Acquired cystic kidney disease refers to a condition where a person’s kidneys develop cysts (sacs filled with a fluid). The disorder is common in adults and children who suffer from either end-stage kidney disease or chronic kidney disease.
Both chronic kidney disease and end-stage renal disease warrants regular dialysis to compensate for the improper functioning of the kidneys. Dialysis increases the risk of developing ACKD.
However, you should not confuse acquired kidney disease with polycystic kidney disease. Here is a look at how the two conditions differ.
Polycystic kidney disease V/s acquired cystic kidney disease-
Polycystic kidney disease (PKD) is caused due to a faulty or problematic gene. On the other hand, ACKD can affect anyone irrespective of his or her genetics.
Patients suffering from polycystic kidney disease have large-sized kidneys, while people suffering from acquired cystic kidney disease have normal sized or small sized kidneys.
PKD leads to cyst formation in the liver and other parts of the body, but in case of ACKD, the cysts are only formed in the kidneys.
Cause for acquired cystic kidney disease-
The exact cause for the cyst formation inside the kidneys remains unknown. However, since the cysts are limited to the kidneys, the process responsible for the disease most likely also originates within the organ.
Symptoms of ACKD-
The disease does not have any signs as such, but complications may arise from the cysts formed inside the kidneys. These complications will have certain symptoms and signs like:
If a cyst gets infected, a person may experience pain and fever
You may observe traces of blood while urinating, which is indicative of a bleeding kidney cyst
People suffering from ACKD are more likely to develop cancerous tumours in their kidneys
Treatment for acquired cystic kidney disease-
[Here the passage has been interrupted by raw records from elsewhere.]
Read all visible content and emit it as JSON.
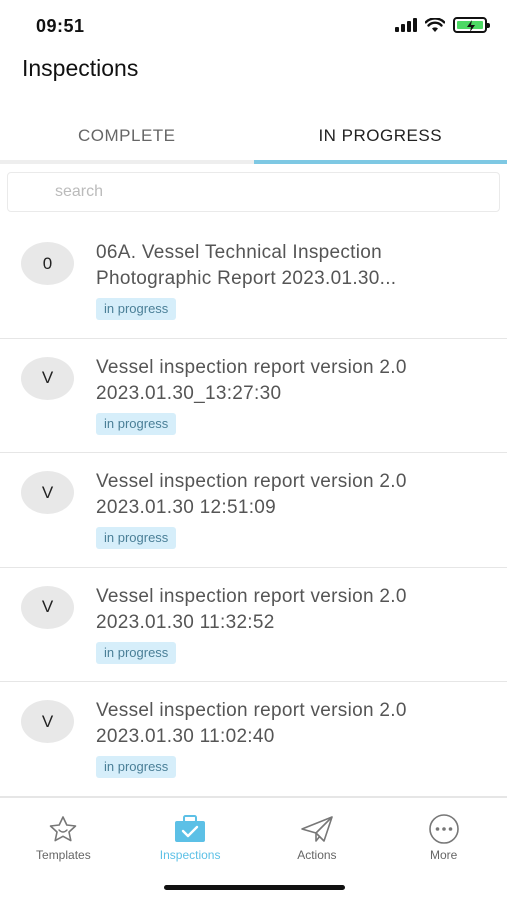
{
  "status_bar": {
    "time": "09:51"
  },
  "header": {
    "title": "Inspections"
  },
  "tabs": [
    {
      "label": "COMPLETE"
    },
    {
      "label": "IN PROGRESS"
    }
  ],
  "search": {
    "placeholder": "search",
    "value": ""
  },
  "inspections": [
    {
      "avatar": "0",
      "title": "06A. Vessel Technical Inspection Photographic Report 2023.01.30...",
      "status": "in progress"
    },
    {
      "avatar": "V",
      "title": "Vessel inspection report version 2.0 2023.01.30_13:27:30",
      "status": "in progress"
    },
    {
      "avatar": "V",
      "title": "Vessel inspection report version 2.0 2023.01.30 12:51:09",
      "status": "in progress"
    },
    {
      "avatar": "V",
      "title": "Vessel inspection report version 2.0 2023.01.30 11:32:52",
      "status": "in progress"
    },
    {
      "avatar": "V",
      "title": "Vessel inspection report version 2.0 2023.01.30 11:02:40",
      "status": "in progress"
    }
  ],
  "bottom_nav": [
    {
      "label": "Templates",
      "icon": "star-icon"
    },
    {
      "label": "Inspections",
      "icon": "briefcase-check-icon"
    },
    {
      "label": "Actions",
      "icon": "paper-plane-icon"
    },
    {
      "label": "More",
      "icon": "more-dots-icon"
    }
  ],
  "colors": {
    "accent": "#5cc0e6",
    "active_tab_underline": "#7ec8e3",
    "badge_bg": "#d6eefa",
    "badge_text": "#4a7f97"
  }
}
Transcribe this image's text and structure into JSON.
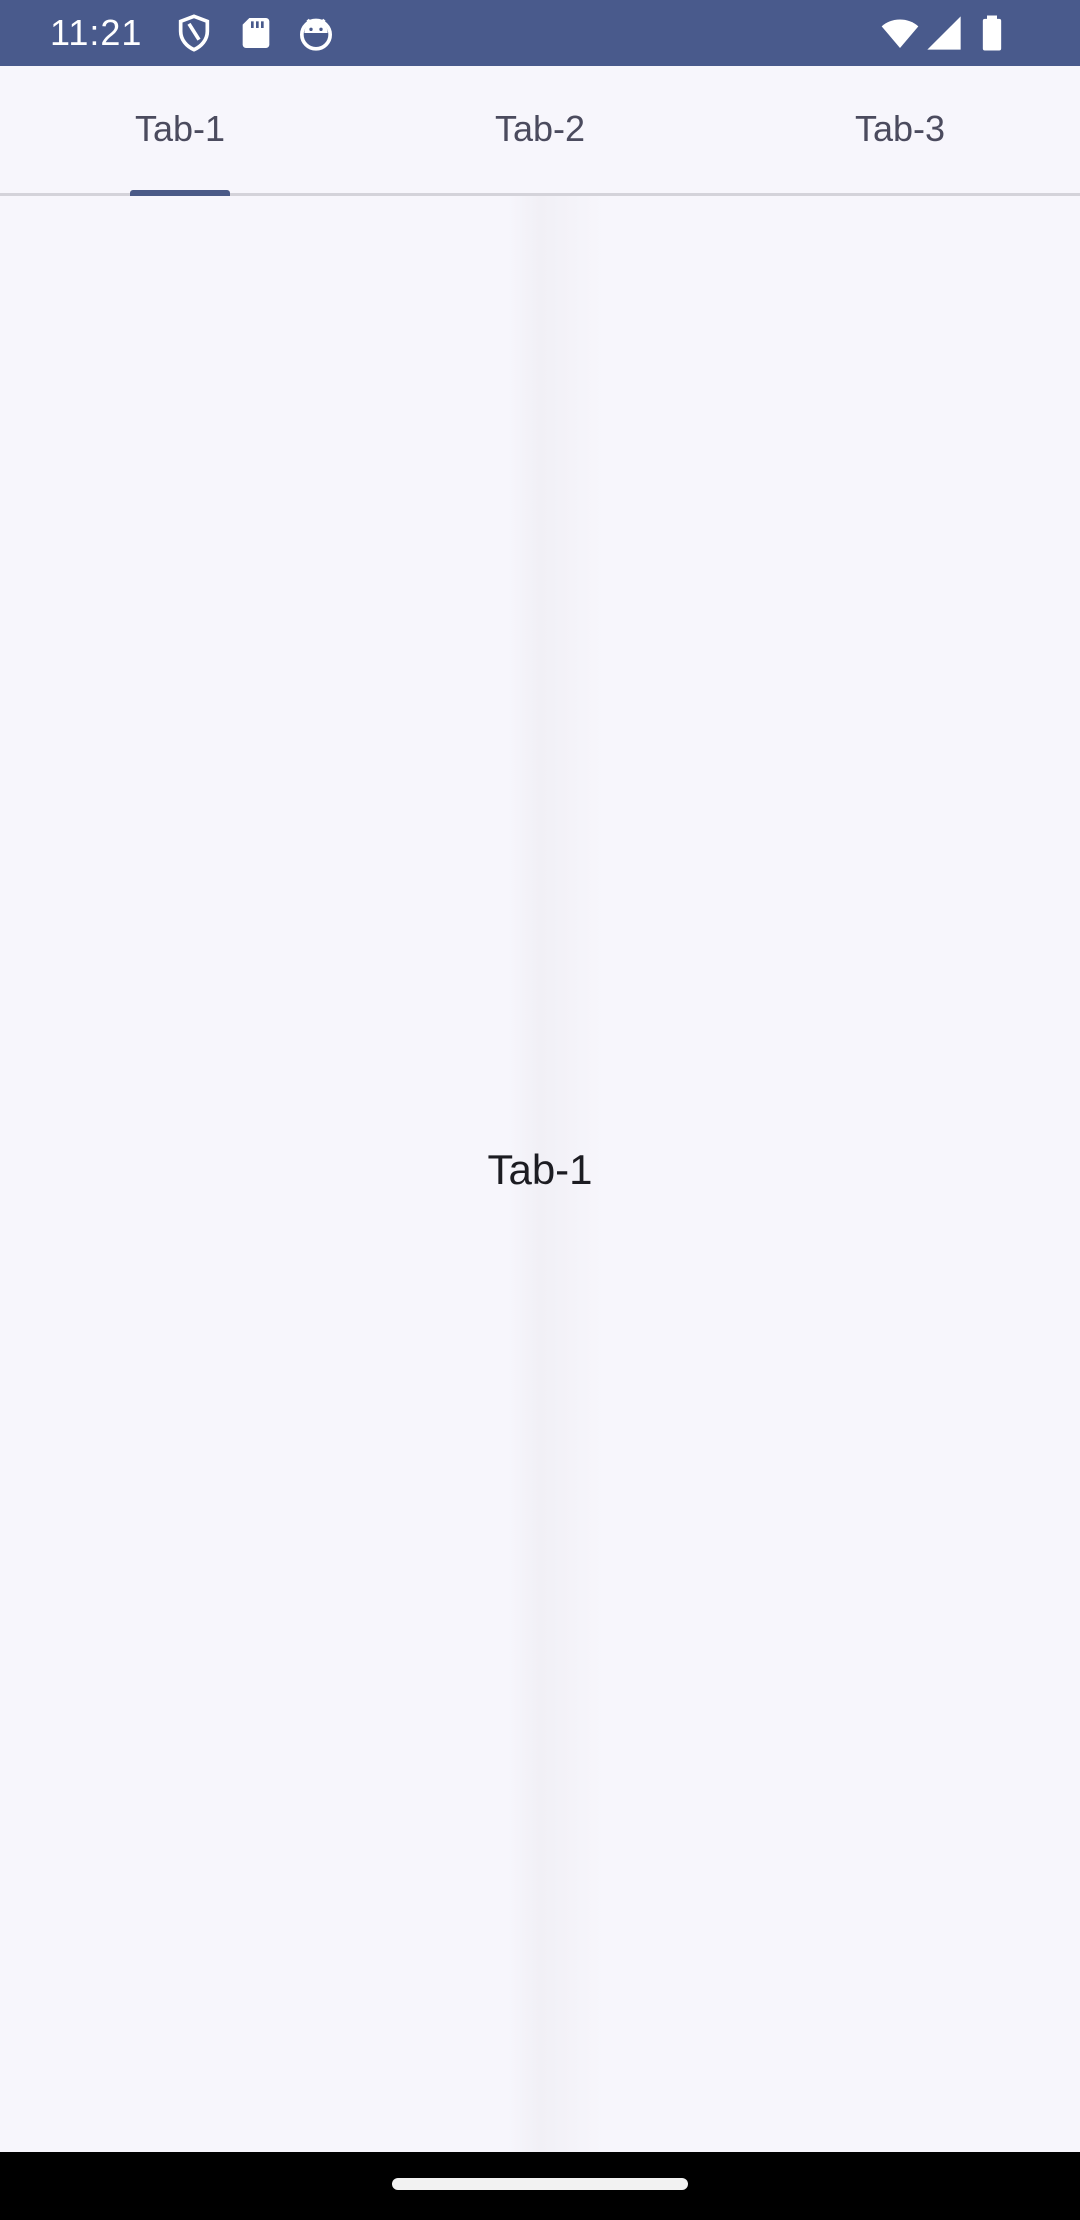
{
  "status_bar": {
    "time": "11:21",
    "icons_left": [
      "shield-icon",
      "sd-card-icon",
      "android-head-icon"
    ],
    "icons_right": [
      "wifi-icon",
      "cellular-signal-icon",
      "battery-icon"
    ],
    "background_color": "#495a8c"
  },
  "tabs": [
    {
      "label": "Tab-1",
      "selected": true
    },
    {
      "label": "Tab-2",
      "selected": false
    },
    {
      "label": "Tab-3",
      "selected": false
    }
  ],
  "content": {
    "text": "Tab-1"
  },
  "colors": {
    "accent": "#4b5a87",
    "background": "#f7f6fc",
    "tab_text": "#4b4b5e"
  }
}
If no symptoms are apparent, the disease does not require any treatment. However, if you suffer from complications due to the presence of cysts in the kidneys, you may need to undergo treatment, which involves both minimally invasive procedures and open surgeries.